"Soon after all the anticipation, the four Iroquois arrived. All the choppers were quickly improvised as gunships, by fitting the USA designed and built general purpose machine gun, the GPMG M60, for each operational flight, to be off-loaded after the flight."
Liria claims that this was primarily for the protection of the helicopters and their pilots, but continues, "Occasionally however, the purpose of fitting the machine gun on the helicopter was 'amended' by commanders on the spot, in response to particular situations. Inevitably in many of those situations, there must have been civilian causalities."
PNGDF troops were withdrawn from Bougainville in March 1990, only to return six months later. In 1991 Australia was forced to withdraw the helicopters due to continual reports of their use in human rights abuses, but they too have returned.
Five years after Liria's posting, the war continues in much the same way as he recorded it. Continuing too are the human rights abuses and the denials of them by the PNG and Australian governments.
On March 3, the PNG administrator on Bougainville, Sam Tulo, announced that the PNGDF "was trying to move 7000 people from the Wakunai and Rorovo areas of northern Bougainville into government care centres". He stressed that this was necessary "to allow a military special operation against the BRA after successful ambushes by the BRA in the Red River area last week."
Moses Havini, the Bougainville Interim Government representative in Australia, says this admission makes nonsense of the statement by Australian foreign minister Gareth Evans that "the war is almost over" and confined to the Panguna area of central Bougainville. "The Red River area is far from Panguna and has long been declared 'army controlled'", said Havini.

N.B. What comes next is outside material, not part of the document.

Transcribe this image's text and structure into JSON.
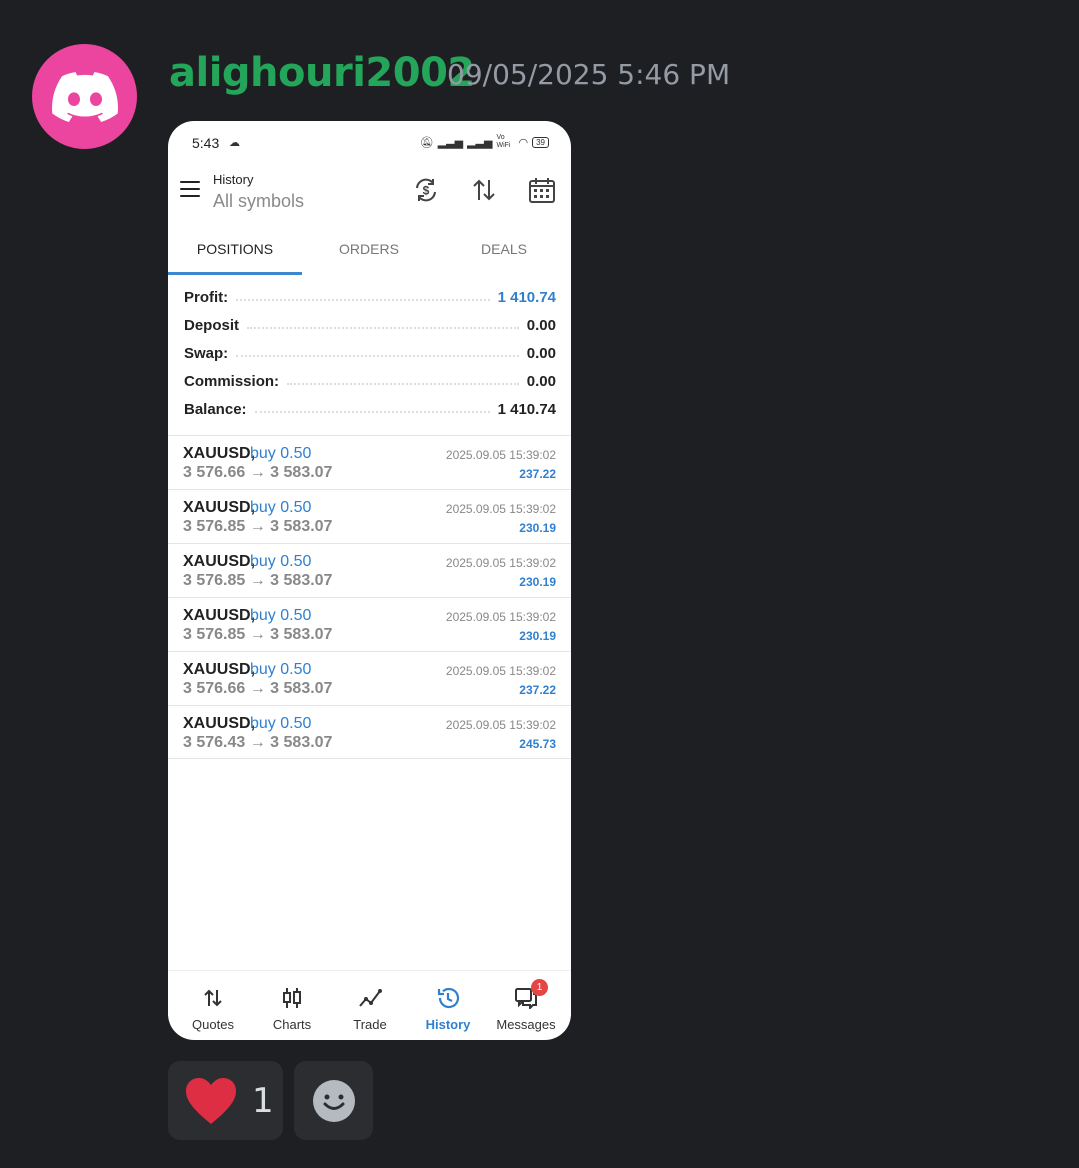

In other news from the island, it was reported that in Kobuan, central Bougainville, the BRA attacked PNG troops, killing eight and losing one of its own soldiers in a defensive operation on February 24.
In a 4am raid on the village of Donsiro near Arawa region on March 3, 12 buildings were burned by PNG forces. In an exchange of gunfire one BRA soldier was killed and three others injured; a number of injuries were inflicted on the PNG troops.
Radio Free Bougainville reported that 103 civilians in the PNG-occupied area of Pikei village fled into the Interim Government-controlled area of central Bougainville in early February to avoid further maltreatment from PNG troops.
A Catholic Church peace group, Pax Christi International, released a statement on February 23 from Geneva claiming that its Australian office had "received transcripts of radio transmissions by the Papua New Guinea military on Bougainville which indicate concern within the army about the impending arrival of the [Australian parliamentary] delegation. In the transcripts the military is reportedly preparing a major offensive to defeat the Bougainville resistance before the delegation arrives. The plans include the hunting of civilians into 'care centres', execution of rebel forces and political leaders and utilising mortar bombardment against the civilian population to attain 'surrender'.
"Additional transmissions include messages assuring military personnel on the island that the delegation will be delayed or prevented from completing its mission if necessary. 'All operations in central Bougainville must be carried out successfully to stop the Australian parliamentary delegation entering areas under control of rebels.'"
[Bougainville Campaign Diary, by Yauka Aluambo Liria, is published by Indra Publishing, Eltham North, Vic.]